After two games of the Stanley Cup Final, Boston's fourth line had no even-strength pulse. And Tyler Seguin had zero points. Both issues required addressing.

One was separate from the other. But the Bruins came up with a fix that solved both concerns. For Game 3, Seguin was out. Shawn Thornton was in.

All of a sudden, the fourth line had a heartbeat. And even without Seguin — the 19-year-old with the best high-end skill set on the roster — the Bruins put up an 8-spot on the Canucks.

Seguin had an idea that such a move might be coming.

"I wasn't happy with the way I played last game in Vancouver,'' said Seguin, who didn't land on the scoresheet in 8:46 of ice time in Game 2. "I don't think I played at my best.

"I can't say I was shocked. It was what it was.
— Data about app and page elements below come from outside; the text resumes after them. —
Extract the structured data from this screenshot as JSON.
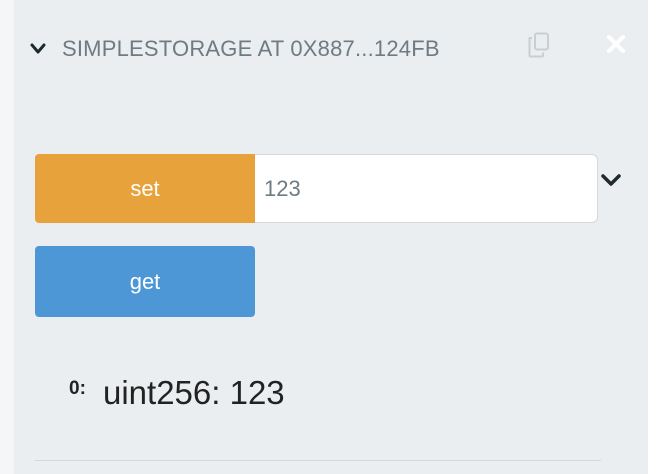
{
  "contract": {
    "title": "SIMPLESTORAGE AT 0X887...124FB",
    "collapse_icon": "chevron-down-icon",
    "copy_icon": "copy-icon",
    "close_icon": "close-icon"
  },
  "functions": {
    "set": {
      "label": "set",
      "value": "123",
      "color": "#e8a23b",
      "expand_icon": "chevron-down-icon"
    },
    "get": {
      "label": "get",
      "color": "#4e97d7"
    }
  },
  "output": {
    "index": "0:",
    "value": "uint256: 123"
  }
}
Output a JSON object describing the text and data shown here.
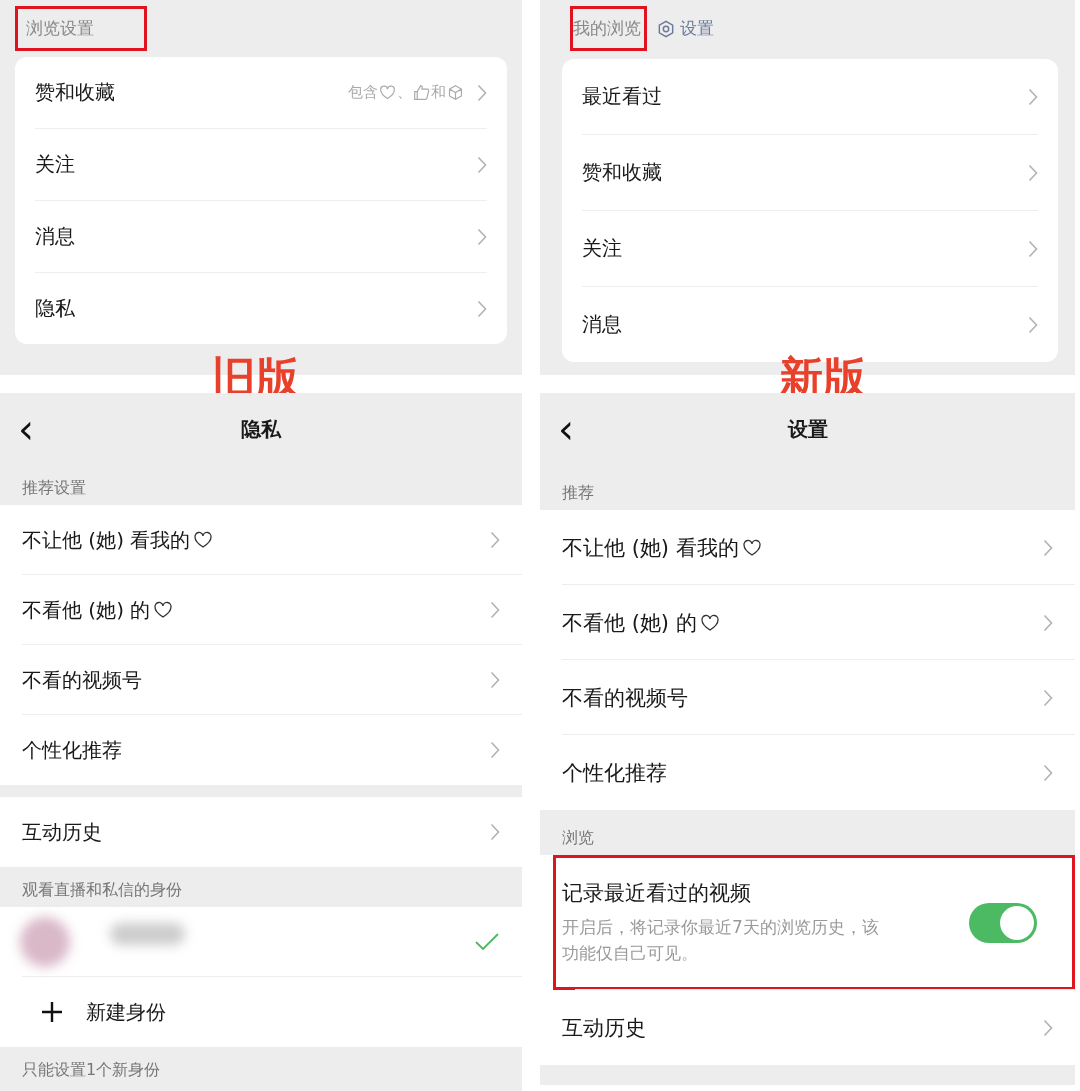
{
  "screens": [
    {
      "version_label": "旧版",
      "browse_panel": {
        "header": {
          "title": "浏览设置",
          "highlighted": true
        },
        "items": [
          {
            "label": "赞和收藏",
            "detail": [
              {
                "kind": "text",
                "text": "包含"
              },
              {
                "kind": "heart"
              },
              {
                "kind": "text",
                "text": "、"
              },
              {
                "kind": "thumb"
              },
              {
                "kind": "text",
                "text": "和"
              },
              {
                "kind": "cube"
              }
            ]
          },
          {
            "label": "关注"
          },
          {
            "label": "消息"
          },
          {
            "label": "隐私"
          }
        ]
      },
      "page": {
        "title": "隐私",
        "back": "‹",
        "sections": [
          {
            "header": "推荐设置",
            "rows": [
              {
                "kind": "link",
                "label": "不让他 (她) 看我的",
                "trailing_icon": true
              },
              {
                "kind": "link",
                "label": "不看他 (她) 的",
                "trailing_icon": true
              },
              {
                "kind": "link",
                "label": "不看的视频号"
              },
              {
                "kind": "link",
                "label": "个性化推荐"
              }
            ]
          },
          {
            "rows": [
              {
                "kind": "link",
                "label": "互动历史"
              }
            ]
          },
          {
            "header": "观看直播和私信的身份",
            "rows": [
              {
                "kind": "identity",
                "selected": true
              },
              {
                "kind": "add",
                "label": "新建身份"
              }
            ]
          },
          {
            "header": "只能设置1个新身份"
          }
        ]
      }
    },
    {
      "version_label": "新版",
      "browse_panel": {
        "header": {
          "title": "我的浏览",
          "highlighted": true,
          "link": "设置"
        },
        "items": [
          {
            "label": "最近看过"
          },
          {
            "label": "赞和收藏"
          },
          {
            "label": "关注"
          },
          {
            "label": "消息"
          }
        ]
      },
      "page": {
        "title": "设置",
        "back": "‹",
        "sections": [
          {
            "header": "推荐",
            "rows": [
              {
                "kind": "link",
                "label": "不让他 (她) 看我的",
                "trailing_icon": true
              },
              {
                "kind": "link",
                "label": "不看他 (她) 的",
                "trailing_icon": true
              },
              {
                "kind": "link",
                "label": "不看的视频号"
              },
              {
                "kind": "link",
                "label": "个性化推荐"
              }
            ]
          },
          {
            "header": "浏览",
            "rows": [
              {
                "kind": "toggle",
                "label": "记录最近看过的视频",
                "description": "开启后，将记录你最近7天的浏览历史，该功能仅自己可见。",
                "on": true,
                "highlighted": true
              },
              {
                "kind": "link",
                "label": "互动历史"
              }
            ]
          }
        ]
      }
    }
  ]
}
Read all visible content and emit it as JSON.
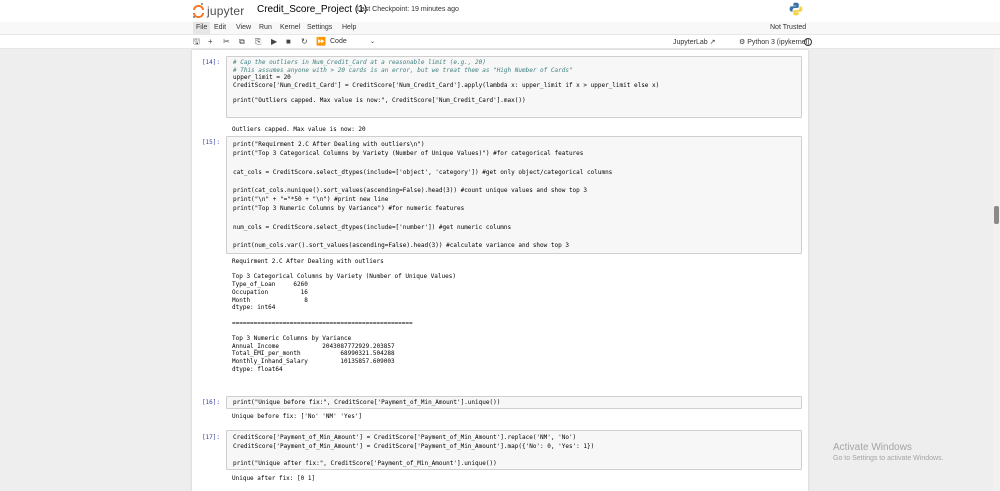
{
  "header": {
    "logo_text": "jupyter",
    "notebook_title": "Credit_Score_Project (1)",
    "checkpoint": "Last Checkpoint: 19 minutes ago"
  },
  "menu": {
    "items": [
      "File",
      "Edit",
      "View",
      "Run",
      "Kernel",
      "Settings",
      "Help"
    ],
    "trust_status": "Not Trusted"
  },
  "toolbar": {
    "icons": [
      "save-icon",
      "add-cell-icon",
      "cut-icon",
      "copy-icon",
      "paste-icon",
      "run-icon",
      "stop-icon",
      "restart-icon",
      "fast-forward-icon"
    ],
    "cell_type": "Code",
    "jupyterlab_label": "JupyterLab",
    "kernel_name": "Python 3 (ipykernel)"
  },
  "cells": [
    {
      "prompt": "[14]:",
      "input_lines": [
        "# Cap the outliers in Num_Credit_Card at a reasonable limit (e.g., 20)",
        "# This assumes anyone with > 20 cards is an error, but we treat them as \"High Number of Cards\"",
        "upper_limit = 20",
        "CreditScore['Num_Credit_Card'] = CreditScore['Num_Credit_Card'].apply(lambda x: upper_limit if x > upper_limit else x)",
        "",
        "print(\"Outliers capped. Max value is now:\", CreditScore['Num_Credit_Card'].max())"
      ],
      "output_lines": [
        "Outliers capped. Max value is now: 20"
      ]
    },
    {
      "prompt": "[15]:",
      "input_lines": [
        "print(\"Requirment 2.C After Dealing with outliers\\n\")",
        "print(\"Top 3 Categorical Columns by Variety (Number of Unique Values)\") #for categorical features",
        "",
        "cat_cols = CreditScore.select_dtypes(include=['object', 'category']) #get only object/categorical columns",
        "",
        "print(cat_cols.nunique().sort_values(ascending=False).head(3)) #count unique values and show top 3",
        "print(\"\\n\" + \"=\"*50 + \"\\n\") #print new line",
        "print(\"Top 3 Numeric Columns by Variance\") #for numeric features",
        "",
        "num_cols = CreditScore.select_dtypes(include=['number']) #get numeric columns",
        "",
        "print(num_cols.var().sort_values(ascending=False).head(3)) #calculate variance and show top 3"
      ],
      "output_lines": [
        "Requirment 2.C After Dealing with outliers",
        "",
        "Top 3 Categorical Columns by Variety (Number of Unique Values)",
        "Type_of_Loan     6260",
        "Occupation         16",
        "Month               8",
        "dtype: int64",
        "",
        "==================================================",
        "",
        "Top 3 Numeric Columns by Variance",
        "Annual_Income            2043087772929.203857",
        "Total_EMI_per_month           68990321.504288",
        "Monthly_Inhand_Salary         10135857.609003",
        "dtype: float64"
      ]
    },
    {
      "prompt": "[16]:",
      "input_lines": [
        "print(\"Unique before fix:\", CreditScore['Payment_of_Min_Amount'].unique())"
      ],
      "output_lines": [
        "Unique before fix: ['No' 'NM' 'Yes']"
      ]
    },
    {
      "prompt": "[17]:",
      "input_lines": [
        "CreditScore['Payment_of_Min_Amount'] = CreditScore['Payment_of_Min_Amount'].replace('NM', 'No')",
        "CreditScore['Payment_of_Min_Amount'] = CreditScore['Payment_of_Min_Amount'].map({'No': 0, 'Yes': 1})",
        "",
        "print(\"Unique after fix:\", CreditScore['Payment_of_Min_Amount'].unique())"
      ],
      "output_lines": [
        "Unique after fix: [0 1]"
      ]
    }
  ],
  "watermark": {
    "title": "Activate Windows",
    "subtitle": "Go to Settings to activate Windows."
  }
}
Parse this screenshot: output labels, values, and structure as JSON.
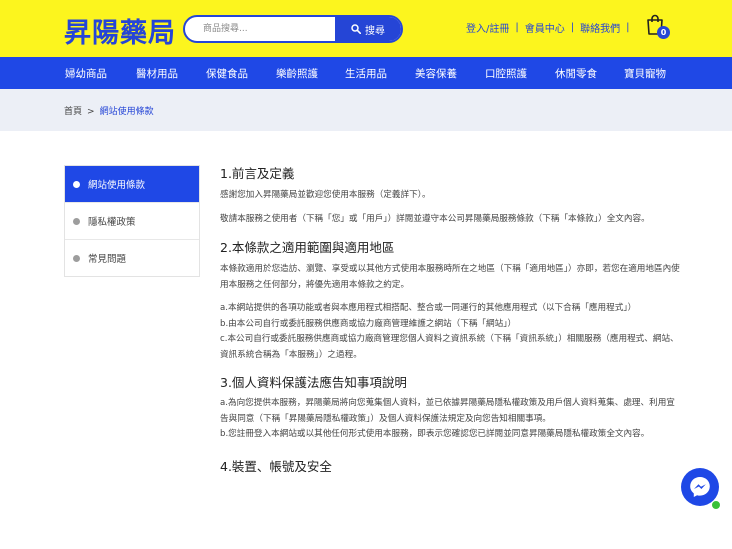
{
  "header": {
    "logo": "昇陽藥局",
    "search": {
      "placeholder": "商品搜尋...",
      "button_label": "搜尋"
    },
    "links": [
      "登入/註冊",
      "會員中心",
      "聯絡我們"
    ],
    "cart_count": "0"
  },
  "nav": [
    "婦幼商品",
    "醫材用品",
    "保健食品",
    "樂齡照護",
    "生活用品",
    "美容保養",
    "口腔照護",
    "休閒零食",
    "寶貝寵物"
  ],
  "breadcrumb": {
    "home": "首頁",
    "separator": ">",
    "current": "網站使用條款"
  },
  "sidebar": {
    "items": [
      {
        "label": "網站使用條款",
        "active": true
      },
      {
        "label": "隱私權政策",
        "active": false
      },
      {
        "label": "常見問題",
        "active": false
      }
    ]
  },
  "content": {
    "s1_title": "1.前言及定義",
    "s1_p1": "感謝您加入昇陽藥局並歡迎您使用本服務（定義詳下）。",
    "s1_p2": "敬請本服務之使用者（下稱「您」或「用戶」）詳閱並遵守本公司昇陽藥局服務條款（下稱「本條款」）全文內容。",
    "s2_title": "2.本條款之適用範圍與適用地區",
    "s2_p1": "本條款適用於您造訪、瀏覽、享受或以其他方式使用本服務時所在之地區（下稱「適用地區」）亦即，若您在適用地區內使用本服務之任何部分，將優先適用本條款之約定。",
    "s2_p2": "a.本網站提供的各項功能或者與本應用程式相搭配、整合或一同運行的其他應用程式（以下合稱「應用程式」）",
    "s2_p3": "b.由本公司自行或委託服務供應商或協力廠商管理維護之網站（下稱「網站」）",
    "s2_p4": "c.本公司自行或委託服務供應商或協力廠商管理您個人資料之資訊系統（下稱「資訊系統」）相關服務（應用程式、網站、資訊系統合稱為「本服務」）之過程。",
    "s3_title": "3.個人資料保護法應告知事項說明",
    "s3_p1": "a.為向您提供本服務，昇陽藥局將向您蒐集個人資料，並已依據昇陽藥局隱私權政策及用戶個人資料蒐集、處理、利用宣告與同意（下稱「昇陽藥局隱私權政策」）及個人資料保護法規定及向您告知相關事項。",
    "s3_p2": "b.您註冊登入本網站或以其他任何形式使用本服務，即表示您確認您已詳閱並同意昇陽藥局隱私權政策全文內容。",
    "s4_title": "4.裝置、帳號及安全"
  },
  "colors": {
    "yellow": "#fcf51e",
    "blue": "#1f48e6",
    "light_bg": "#eceff6",
    "online_green": "#3ac13a"
  }
}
I gave Thorty a pat on the back and said, 'Go get 'em.' That's all I could do.''

Last night, with Nathan Horton unavailable, Seguin was back in. He skated a total of 7:48 and picked up an assist on Michael Ryder's second-period goal.

After the 3-2 Game 2 overtime loss, Bruins coach Claude Julien acknowledged that Seguin didn't play as well as he has in the past. But he wasn't as concerned with Seguin's performance as he was with the team's overall lack of identity, especially the fourth line.

Where Vancouver's fourth line of Jeff Tambellini, Manny Malhotra, and Victor Oreskovich made an impact on the game and on the Bruins' bodies (eight hits total from the No. 4 wingmen), Boston's fourth unit did next to nothing.

To get the energy and identity he wanted, Julien had only one candidate for press box duty.

"You can kind of figure it out — know what you're doing wrong, what you're doing right, and what you need to stay consistent at,'' Seguin said. "When I'm in, I know what I need to do.''